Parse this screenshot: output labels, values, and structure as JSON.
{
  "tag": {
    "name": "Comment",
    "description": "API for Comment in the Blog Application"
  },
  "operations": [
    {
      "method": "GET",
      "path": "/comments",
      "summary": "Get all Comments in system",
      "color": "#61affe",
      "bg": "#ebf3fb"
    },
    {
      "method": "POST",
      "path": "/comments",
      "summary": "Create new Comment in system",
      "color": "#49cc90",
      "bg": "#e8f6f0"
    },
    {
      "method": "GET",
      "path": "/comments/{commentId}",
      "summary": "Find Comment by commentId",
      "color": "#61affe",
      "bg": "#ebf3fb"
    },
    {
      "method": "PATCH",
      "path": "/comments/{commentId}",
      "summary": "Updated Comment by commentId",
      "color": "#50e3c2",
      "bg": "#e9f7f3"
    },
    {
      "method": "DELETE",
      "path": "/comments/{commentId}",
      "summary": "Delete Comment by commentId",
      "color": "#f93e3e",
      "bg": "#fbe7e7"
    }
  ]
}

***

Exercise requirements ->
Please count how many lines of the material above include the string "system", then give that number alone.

Answer to the exercise ->
2